▶ [SOURCE RECORDS]
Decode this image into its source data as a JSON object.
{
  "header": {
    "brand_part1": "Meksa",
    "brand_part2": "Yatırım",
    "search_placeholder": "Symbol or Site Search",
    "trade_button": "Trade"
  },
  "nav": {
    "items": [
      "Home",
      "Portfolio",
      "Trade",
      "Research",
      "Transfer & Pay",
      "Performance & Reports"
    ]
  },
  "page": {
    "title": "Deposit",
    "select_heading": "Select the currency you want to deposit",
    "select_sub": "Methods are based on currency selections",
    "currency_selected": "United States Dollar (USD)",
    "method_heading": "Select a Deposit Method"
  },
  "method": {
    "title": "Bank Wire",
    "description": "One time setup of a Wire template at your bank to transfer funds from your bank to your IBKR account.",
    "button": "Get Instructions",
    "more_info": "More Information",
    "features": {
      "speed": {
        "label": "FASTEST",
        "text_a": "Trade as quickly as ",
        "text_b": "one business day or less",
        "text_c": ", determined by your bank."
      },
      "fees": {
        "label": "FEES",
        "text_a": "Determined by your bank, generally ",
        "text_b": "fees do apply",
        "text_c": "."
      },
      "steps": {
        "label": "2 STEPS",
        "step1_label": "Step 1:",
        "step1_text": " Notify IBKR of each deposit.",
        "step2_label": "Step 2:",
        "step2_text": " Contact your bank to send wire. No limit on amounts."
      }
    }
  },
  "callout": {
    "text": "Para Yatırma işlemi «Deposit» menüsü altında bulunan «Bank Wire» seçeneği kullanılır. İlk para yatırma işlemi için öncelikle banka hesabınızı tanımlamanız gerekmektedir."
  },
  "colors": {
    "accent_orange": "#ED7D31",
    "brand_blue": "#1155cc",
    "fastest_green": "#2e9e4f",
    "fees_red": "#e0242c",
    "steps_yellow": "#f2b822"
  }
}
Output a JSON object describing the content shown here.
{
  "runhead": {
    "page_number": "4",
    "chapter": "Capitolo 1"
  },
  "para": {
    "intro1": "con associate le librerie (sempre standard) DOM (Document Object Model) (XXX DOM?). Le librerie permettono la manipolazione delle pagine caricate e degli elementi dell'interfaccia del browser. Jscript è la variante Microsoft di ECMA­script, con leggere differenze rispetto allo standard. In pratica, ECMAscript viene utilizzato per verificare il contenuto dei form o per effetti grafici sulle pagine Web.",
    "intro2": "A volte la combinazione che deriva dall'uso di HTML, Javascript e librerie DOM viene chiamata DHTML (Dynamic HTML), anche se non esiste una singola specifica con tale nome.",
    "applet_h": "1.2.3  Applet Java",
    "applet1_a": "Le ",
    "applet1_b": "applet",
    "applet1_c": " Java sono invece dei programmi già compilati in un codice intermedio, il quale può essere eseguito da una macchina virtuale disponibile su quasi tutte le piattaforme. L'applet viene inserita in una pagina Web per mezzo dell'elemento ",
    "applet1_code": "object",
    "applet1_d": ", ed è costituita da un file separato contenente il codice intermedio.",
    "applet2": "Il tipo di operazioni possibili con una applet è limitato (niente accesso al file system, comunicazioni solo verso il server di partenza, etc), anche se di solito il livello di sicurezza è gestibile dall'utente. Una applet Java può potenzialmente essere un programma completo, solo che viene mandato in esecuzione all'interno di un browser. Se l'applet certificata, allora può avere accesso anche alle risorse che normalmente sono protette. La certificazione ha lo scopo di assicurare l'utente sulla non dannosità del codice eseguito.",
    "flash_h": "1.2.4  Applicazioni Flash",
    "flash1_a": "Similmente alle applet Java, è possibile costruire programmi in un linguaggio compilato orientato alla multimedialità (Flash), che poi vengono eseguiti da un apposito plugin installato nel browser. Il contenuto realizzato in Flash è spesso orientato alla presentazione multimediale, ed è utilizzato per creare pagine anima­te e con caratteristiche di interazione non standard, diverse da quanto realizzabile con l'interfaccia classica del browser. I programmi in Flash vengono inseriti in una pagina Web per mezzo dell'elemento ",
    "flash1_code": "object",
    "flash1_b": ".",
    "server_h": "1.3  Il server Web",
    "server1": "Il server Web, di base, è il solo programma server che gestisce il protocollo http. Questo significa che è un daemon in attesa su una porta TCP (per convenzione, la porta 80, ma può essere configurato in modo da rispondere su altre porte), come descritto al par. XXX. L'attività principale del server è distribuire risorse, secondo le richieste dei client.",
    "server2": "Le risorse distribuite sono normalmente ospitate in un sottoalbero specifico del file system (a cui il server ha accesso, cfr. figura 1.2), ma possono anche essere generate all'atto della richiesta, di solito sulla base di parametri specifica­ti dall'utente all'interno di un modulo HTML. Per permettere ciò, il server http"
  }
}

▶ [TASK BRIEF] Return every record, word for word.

▶ [OUTPUT FOR THIS EXERCISE]
Decode this image into its source data as a JSON object.
{
  "header": {
    "brand_part1": "Meksa",
    "brand_part2": "Yatırım",
    "search_placeholder": "Symbol or Site Search",
    "trade_button": "Trade"
  },
  "nav": {
    "items": [
      "Home",
      "Portfolio",
      "Trade",
      "Research",
      "Transfer & Pay",
      "Performance & Reports"
    ]
  },
  "page": {
    "title": "Deposit",
    "select_heading": "Select the currency you want to deposit",
    "select_sub": "Methods are based on currency selections",
    "currency_selected": "United States Dollar (USD)",
    "method_heading": "Select a Deposit Method"
  },
  "method": {
    "title": "Bank Wire",
    "description": "One time setup of a Wire template at your bank to transfer funds from your bank to your IBKR account.",
    "button": "Get Instructions",
    "more_info": "More Information",
    "features": {
      "speed": {
        "label": "FASTEST",
        "text_a": "Trade as quickly as ",
        "text_b": "one business day or less",
        "text_c": ", determined by your bank."
      },
      "fees": {
        "label": "FEES",
        "text_a": "Determined by your bank, generally ",
        "text_b": "fees do apply",
        "text_c": "."
      },
      "steps": {
        "label": "2 STEPS",
        "step1_label": "Step 1:",
        "step1_text": " Notify IBKR of each deposit.",
        "step2_label": "Step 2:",
        "step2_text": " Contact your bank to send wire. No limit on amounts."
      }
    }
  },
  "callout": {
    "text": "Para Yatırma işlemi «Deposit» menüsü altında bulunan «Bank Wire» seçeneği kullanılır. İlk para yatırma işlemi için öncelikle banka hesabınızı tanımlamanız gerekmektedir."
  },
  "colors": {
    "accent_orange": "#ED7D31",
    "brand_blue": "#1155cc",
    "fastest_green": "#2e9e4f",
    "fees_red": "#e0242c",
    "steps_yellow": "#f2b822"
  }
}
Output a JSON object describing the content shown here.
{
  "runhead": {
    "page_number": "4",
    "chapter": "Capitolo 1"
  },
  "para": {
    "intro1": "con associate le librerie (sempre standard) DOM (Document Object Model) (XXX DOM?). Le librerie permettono la manipolazione delle pagine caricate e degli elementi dell'interfaccia del browser. Jscript è la variante Microsoft di ECMA­script, con leggere differenze rispetto allo standard. In pratica, ECMAscript viene utilizzato per verificare il contenuto dei form o per effetti grafici sulle pagine Web.",
    "intro2": "A volte la combinazione che deriva dall'uso di HTML, Javascript e librerie DOM viene chiamata DHTML (Dynamic HTML), anche se non esiste una singola specifica con tale nome.",
    "applet_h": "1.2.3  Applet Java",
    "applet1_a": "Le ",
    "applet1_b": "applet",
    "applet1_c": " Java sono invece dei programmi già compilati in un codice intermedio, il quale può essere eseguito da una macchina virtuale disponibile su quasi tutte le piattaforme. L'applet viene inserita in una pagina Web per mezzo dell'elemento ",
    "applet1_code": "object",
    "applet1_d": ", ed è costituita da un file separato contenente il codice intermedio.",
    "applet2": "Il tipo di operazioni possibili con una applet è limitato (niente accesso al file system, comunicazioni solo verso il server di partenza, etc), anche se di solito il livello di sicurezza è gestibile dall'utente. Una applet Java può potenzialmente essere un programma completo, solo che viene mandato in esecuzione all'interno di un browser. Se l'applet certificata, allora può avere accesso anche alle risorse che normalmente sono protette. La certificazione ha lo scopo di assicurare l'utente sulla non dannosità del codice eseguito.",
    "flash_h": "1.2.4  Applicazioni Flash",
    "flash1_a": "Similmente alle applet Java, è possibile costruire programmi in un linguaggio compilato orientato alla multimedialità (Flash), che poi vengono eseguiti da un apposito plugin installato nel browser. Il contenuto realizzato in Flash è spesso orientato alla presentazione multimediale, ed è utilizzato per creare pagine anima­te e con caratteristiche di interazione non standard, diverse da quanto realizzabile con l'interfaccia classica del browser. I programmi in Flash vengono inseriti in una pagina Web per mezzo dell'elemento ",
    "flash1_code": "object",
    "flash1_b": ".",
    "server_h": "1.3  Il server Web",
    "server1": "Il server Web, di base, è il solo programma server che gestisce il protocollo http. Questo significa che è un daemon in attesa su una porta TCP (per convenzione, la porta 80, ma può essere configurato in modo da rispondere su altre porte), come descritto al par. XXX. L'attività principale del server è distribuire risorse, secondo le richieste dei client.",
    "server2": "Le risorse distribuite sono normalmente ospitate in un sottoalbero specifico del file system (a cui il server ha accesso, cfr. figura 1.2), ma possono anche essere generate all'atto della richiesta, di solito sulla base di parametri specifica­ti dall'utente all'interno di un modulo HTML. Per permettere ciò, il server http"
  }
}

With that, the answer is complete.